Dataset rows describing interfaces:
########################################
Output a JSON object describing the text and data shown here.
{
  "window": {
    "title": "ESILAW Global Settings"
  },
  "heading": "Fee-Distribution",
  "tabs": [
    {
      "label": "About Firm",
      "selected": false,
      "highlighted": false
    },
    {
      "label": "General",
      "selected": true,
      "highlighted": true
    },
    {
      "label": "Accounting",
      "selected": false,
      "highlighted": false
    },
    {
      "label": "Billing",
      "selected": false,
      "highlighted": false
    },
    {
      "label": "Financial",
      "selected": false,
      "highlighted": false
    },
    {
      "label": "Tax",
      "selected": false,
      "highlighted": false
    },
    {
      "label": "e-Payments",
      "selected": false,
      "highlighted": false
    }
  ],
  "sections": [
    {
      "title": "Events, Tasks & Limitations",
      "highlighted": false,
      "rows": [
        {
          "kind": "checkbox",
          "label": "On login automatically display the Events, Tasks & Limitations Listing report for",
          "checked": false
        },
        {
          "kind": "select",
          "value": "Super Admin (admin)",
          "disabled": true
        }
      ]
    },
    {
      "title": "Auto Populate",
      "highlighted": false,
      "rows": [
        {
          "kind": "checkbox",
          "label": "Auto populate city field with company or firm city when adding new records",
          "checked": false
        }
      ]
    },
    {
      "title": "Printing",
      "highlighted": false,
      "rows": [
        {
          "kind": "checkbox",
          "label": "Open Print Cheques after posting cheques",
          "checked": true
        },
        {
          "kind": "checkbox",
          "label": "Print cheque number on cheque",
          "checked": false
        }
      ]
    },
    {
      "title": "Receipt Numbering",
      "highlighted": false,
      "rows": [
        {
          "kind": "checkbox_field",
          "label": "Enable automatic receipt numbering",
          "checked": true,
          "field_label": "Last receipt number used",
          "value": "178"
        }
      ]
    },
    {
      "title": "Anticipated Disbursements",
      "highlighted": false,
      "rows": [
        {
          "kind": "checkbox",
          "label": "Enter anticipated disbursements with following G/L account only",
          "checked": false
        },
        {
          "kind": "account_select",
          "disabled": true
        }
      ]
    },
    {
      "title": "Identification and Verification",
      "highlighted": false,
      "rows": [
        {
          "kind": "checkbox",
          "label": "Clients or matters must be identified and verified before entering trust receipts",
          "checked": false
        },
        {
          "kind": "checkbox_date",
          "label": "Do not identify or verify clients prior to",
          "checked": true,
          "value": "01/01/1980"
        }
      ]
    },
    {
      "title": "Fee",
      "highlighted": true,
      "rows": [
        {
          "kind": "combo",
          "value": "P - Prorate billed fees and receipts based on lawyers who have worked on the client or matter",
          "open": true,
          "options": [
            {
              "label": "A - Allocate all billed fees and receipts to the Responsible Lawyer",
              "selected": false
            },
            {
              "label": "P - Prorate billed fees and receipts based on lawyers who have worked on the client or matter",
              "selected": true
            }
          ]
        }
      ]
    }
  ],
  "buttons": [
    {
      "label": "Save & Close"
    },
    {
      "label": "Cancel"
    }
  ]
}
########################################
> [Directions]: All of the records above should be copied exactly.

> [Output below]:
Output a JSON object describing the text and data shown here.
{
  "window": {
    "title": "ESILAW Global Settings"
  },
  "heading": "Fee-Distribution",
  "tabs": [
    {
      "label": "About Firm",
      "selected": false,
      "highlighted": false
    },
    {
      "label": "General",
      "selected": true,
      "highlighted": true
    },
    {
      "label": "Accounting",
      "selected": false,
      "highlighted": false
    },
    {
      "label": "Billing",
      "selected": false,
      "highlighted": false
    },
    {
      "label": "Financial",
      "selected": false,
      "highlighted": false
    },
    {
      "label": "Tax",
      "selected": false,
      "highlighted": false
    },
    {
      "label": "e-Payments",
      "selected": false,
      "highlighted": false
    }
  ],
  "sections": [
    {
      "title": "Events, Tasks & Limitations",
      "highlighted": false,
      "rows": [
        {
          "kind": "checkbox",
          "label": "On login automatically display the Events, Tasks & Limitations Listing report for",
          "checked": false
        },
        {
          "kind": "select",
          "value": "Super Admin (admin)",
          "disabled": true
        }
      ]
    },
    {
      "title": "Auto Populate",
      "highlighted": false,
      "rows": [
        {
          "kind": "checkbox",
          "label": "Auto populate city field with company or firm city when adding new records",
          "checked": false
        }
      ]
    },
    {
      "title": "Printing",
      "highlighted": false,
      "rows": [
        {
          "kind": "checkbox",
          "label": "Open Print Cheques after posting cheques",
          "checked": true
        },
        {
          "kind": "checkbox",
          "label": "Print cheque number on cheque",
          "checked": false
        }
      ]
    },
    {
      "title": "Receipt Numbering",
      "highlighted": false,
      "rows": [
        {
          "kind": "checkbox_field",
          "label": "Enable automatic receipt numbering",
          "checked": true,
          "field_label": "Last receipt number used",
          "value": "178"
        }
      ]
    },
    {
      "title": "Anticipated Disbursements",
      "highlighted": false,
      "rows": [
        {
          "kind": "checkbox",
          "label": "Enter anticipated disbursements with following G/L account only",
          "checked": false
        },
        {
          "kind": "account_select",
          "disabled": true
        }
      ]
    },
    {
      "title": "Identification and Verification",
      "highlighted": false,
      "rows": [
        {
          "kind": "checkbox",
          "label": "Clients or matters must be identified and verified before entering trust receipts",
          "checked": false
        },
        {
          "kind": "checkbox_date",
          "label": "Do not identify or verify clients prior to",
          "checked": true,
          "value": "01/01/1980"
        }
      ]
    },
    {
      "title": "Fee",
      "highlighted": true,
      "rows": [
        {
          "kind": "combo",
          "value": "P - Prorate billed fees and receipts based on lawyers who have worked on the client or matter",
          "open": true,
          "options": [
            {
              "label": "A - Allocate all billed fees and receipts to the Responsible Lawyer",
              "selected": false
            },
            {
              "label": "P - Prorate billed fees and receipts based on lawyers who have worked on the client or matter",
              "selected": true
            }
          ]
        }
      ]
    }
  ],
  "buttons": [
    {
      "label": "Save & Close"
    },
    {
      "label": "Cancel"
    }
  ]
}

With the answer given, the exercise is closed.